But despite a growing number of arrests for violating the new trafficking and labor laws, no prosecutions have resulted, Zhang says.

“There have been more than 800 arrests, but not a single prosecution,” he says. “People don’t think it’s a crime; they think it’s just bad, unscrupulous employers taking advantage of immigrants” from West Africa.

While the original grants aimed to assess how widespread the problem was in various countries, researchers and the State Department wanted to do more.

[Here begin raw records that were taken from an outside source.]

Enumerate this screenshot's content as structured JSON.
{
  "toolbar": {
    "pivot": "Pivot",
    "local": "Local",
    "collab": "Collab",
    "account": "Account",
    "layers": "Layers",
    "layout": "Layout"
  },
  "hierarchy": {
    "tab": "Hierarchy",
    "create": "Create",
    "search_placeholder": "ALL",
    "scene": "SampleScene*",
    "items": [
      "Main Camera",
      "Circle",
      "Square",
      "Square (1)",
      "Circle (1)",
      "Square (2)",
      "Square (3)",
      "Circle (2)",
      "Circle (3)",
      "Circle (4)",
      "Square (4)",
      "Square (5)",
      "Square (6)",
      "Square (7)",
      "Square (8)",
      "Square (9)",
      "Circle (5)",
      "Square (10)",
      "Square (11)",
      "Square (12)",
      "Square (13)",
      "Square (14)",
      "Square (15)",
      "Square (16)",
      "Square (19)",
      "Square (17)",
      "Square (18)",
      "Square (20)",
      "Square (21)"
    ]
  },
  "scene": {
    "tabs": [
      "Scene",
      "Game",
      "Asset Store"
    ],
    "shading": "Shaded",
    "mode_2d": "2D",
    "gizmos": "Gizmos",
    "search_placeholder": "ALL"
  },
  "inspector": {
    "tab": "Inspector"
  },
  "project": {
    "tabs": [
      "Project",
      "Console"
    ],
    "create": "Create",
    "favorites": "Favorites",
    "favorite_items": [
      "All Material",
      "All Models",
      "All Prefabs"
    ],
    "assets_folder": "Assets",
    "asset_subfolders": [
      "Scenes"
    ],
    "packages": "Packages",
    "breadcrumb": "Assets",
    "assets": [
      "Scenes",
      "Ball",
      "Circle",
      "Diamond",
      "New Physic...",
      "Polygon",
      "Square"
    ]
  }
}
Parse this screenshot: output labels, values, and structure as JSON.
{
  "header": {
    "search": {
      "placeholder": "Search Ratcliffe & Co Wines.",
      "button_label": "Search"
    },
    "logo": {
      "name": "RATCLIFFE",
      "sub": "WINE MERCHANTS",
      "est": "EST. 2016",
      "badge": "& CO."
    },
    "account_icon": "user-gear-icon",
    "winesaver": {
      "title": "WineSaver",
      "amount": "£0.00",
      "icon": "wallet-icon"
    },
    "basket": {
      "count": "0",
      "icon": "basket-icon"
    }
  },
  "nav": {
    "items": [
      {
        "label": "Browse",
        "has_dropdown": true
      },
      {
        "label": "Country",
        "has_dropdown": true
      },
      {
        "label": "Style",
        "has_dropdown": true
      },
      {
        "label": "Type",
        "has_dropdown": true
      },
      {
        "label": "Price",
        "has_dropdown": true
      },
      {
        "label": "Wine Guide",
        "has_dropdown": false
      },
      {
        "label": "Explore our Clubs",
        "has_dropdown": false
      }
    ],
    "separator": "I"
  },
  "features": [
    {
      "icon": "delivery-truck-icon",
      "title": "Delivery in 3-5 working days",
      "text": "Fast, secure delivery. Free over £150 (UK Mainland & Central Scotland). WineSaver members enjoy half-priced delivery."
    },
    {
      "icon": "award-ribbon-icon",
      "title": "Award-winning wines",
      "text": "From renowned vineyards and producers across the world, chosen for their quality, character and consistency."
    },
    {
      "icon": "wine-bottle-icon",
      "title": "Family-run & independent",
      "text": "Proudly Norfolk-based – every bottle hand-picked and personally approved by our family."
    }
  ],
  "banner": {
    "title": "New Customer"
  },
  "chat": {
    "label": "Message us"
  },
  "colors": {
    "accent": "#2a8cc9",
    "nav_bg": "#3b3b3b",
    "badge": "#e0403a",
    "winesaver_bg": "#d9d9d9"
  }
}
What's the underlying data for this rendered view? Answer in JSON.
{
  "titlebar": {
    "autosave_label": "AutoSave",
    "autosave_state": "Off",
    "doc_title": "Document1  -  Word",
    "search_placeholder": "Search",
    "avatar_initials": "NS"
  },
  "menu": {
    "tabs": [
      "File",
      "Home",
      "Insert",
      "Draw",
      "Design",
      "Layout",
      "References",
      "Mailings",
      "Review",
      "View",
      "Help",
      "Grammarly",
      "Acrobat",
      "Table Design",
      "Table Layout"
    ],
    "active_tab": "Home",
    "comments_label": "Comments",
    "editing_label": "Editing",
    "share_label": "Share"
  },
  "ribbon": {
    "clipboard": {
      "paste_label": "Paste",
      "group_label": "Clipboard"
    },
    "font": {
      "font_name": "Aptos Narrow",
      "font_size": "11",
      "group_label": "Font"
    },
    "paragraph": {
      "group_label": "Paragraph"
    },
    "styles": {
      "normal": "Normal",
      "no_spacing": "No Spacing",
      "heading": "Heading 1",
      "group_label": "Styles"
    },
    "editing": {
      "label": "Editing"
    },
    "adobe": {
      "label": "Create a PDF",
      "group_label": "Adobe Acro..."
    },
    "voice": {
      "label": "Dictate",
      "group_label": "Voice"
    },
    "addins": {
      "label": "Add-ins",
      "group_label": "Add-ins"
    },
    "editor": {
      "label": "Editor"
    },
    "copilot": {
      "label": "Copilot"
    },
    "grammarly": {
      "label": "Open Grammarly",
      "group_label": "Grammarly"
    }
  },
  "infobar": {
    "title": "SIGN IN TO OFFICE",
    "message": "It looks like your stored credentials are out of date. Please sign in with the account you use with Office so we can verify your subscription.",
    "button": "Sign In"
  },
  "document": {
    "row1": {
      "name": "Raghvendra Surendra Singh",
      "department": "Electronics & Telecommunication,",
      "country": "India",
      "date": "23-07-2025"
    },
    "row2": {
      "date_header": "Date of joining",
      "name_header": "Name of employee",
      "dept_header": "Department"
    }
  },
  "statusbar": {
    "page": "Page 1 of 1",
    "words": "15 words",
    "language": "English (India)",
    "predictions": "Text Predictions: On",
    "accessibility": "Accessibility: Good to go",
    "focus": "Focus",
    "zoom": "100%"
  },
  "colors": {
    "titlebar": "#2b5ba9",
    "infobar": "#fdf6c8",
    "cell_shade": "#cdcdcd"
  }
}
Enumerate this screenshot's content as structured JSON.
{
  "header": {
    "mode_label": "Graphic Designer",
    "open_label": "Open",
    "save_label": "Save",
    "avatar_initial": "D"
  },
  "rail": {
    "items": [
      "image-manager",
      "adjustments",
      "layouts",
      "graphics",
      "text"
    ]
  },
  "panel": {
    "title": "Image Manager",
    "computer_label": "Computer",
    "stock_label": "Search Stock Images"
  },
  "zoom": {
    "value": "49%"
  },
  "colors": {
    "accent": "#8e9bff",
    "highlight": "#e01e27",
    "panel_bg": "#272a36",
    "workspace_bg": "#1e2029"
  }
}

They decided to try various interventions aimed at reducing sex and labor trafficking, and then do follow-up testing to see if the interventions worked.

“The State Department gives out tons of funding to help combat human trafficking and forced labor, but most of the programs getting these grants weren’t evaluated in the past,” Zhang says. “Now, the State Department wants to know the impact of this funding around the world.”

The State Department’s Office to Monitor and Combat Trafficking in Persons invited each group of researchers to propose interventions and apply for additional funding. Zhang and Assoc. Prof. Jason Rydberg, co-director of the university’s Center for Program Evaluation, recently received an End Modern Slavery Award of $1.46 million to carry out interventions with Tunisian partner Avocats Sans Frontieres (Lawyers Without Borders).

Rydberg, an expert on estimation research and methods, says the researchers are developing a survey for domestic servants, most of whom are women and children. Then, the Tunisian Association of Democratic Women will seek out places where servants congregate – such as bus stops, markets, parks and fairgrounds – to interview them about working conditions, restrictions on their movements and other forms of abuse.

The main intervention the team plans to try is based on the theory of deterrence, Zhang says. Avocats Sans Frontieres will seek out high-profile cases with multiple victims, file big-money civil lawsuits against the employers, and use social media to publicize the lawsuits as widely as possible. The “fear factor” is usually an effective deterrent, Zhang says. 

Rydberg says the researchers also will try to figure out the barriers to criminal prosecution. Avocats Sans Frontieres can pass along evidence to prosecutors, and the grant can be used to address other obstacles, such as providing training to prosecutors and reaching out to potential victims.

One suspected barrier is that an estimated 85% of domestic servants in Tunisia come from West African countries, predominantly Ivory Coast. Although many enter the country legally, it is nearly impossible for them to obtain work permits – and if authorities discover they’ve overstayed their visas to work illegally, they can face large fines, Zhang says. 

That makes immigrant workers especially vulnerable to abuse and may make them afraid to seek help, he says. Even when they do seek help and an organization like Avocats Sans Frontieres brings a civil suit against an employer on their behalf, often the employer walks away with only a small fine. 

The research team’s goal is for Avocats Sans Frontieres to publicize particularly egregious cases, while working with authorities to make sure the victims are protected.

“If we win some civil lawsuits and publicize them, it will send shock waves through the community. People will realize there are costs to violating the laws, in finances and reputation,” Zhang says. “We think fear of liability will improve the domestic labor market.” 

And even one successful criminal prosecution of an employer, resulting in prison time, would be a major deterrent, he says.

“We hope we can get prosecutors in Tunisia to break their zero record,” he says. “Hopefully, that will make employers more careful.”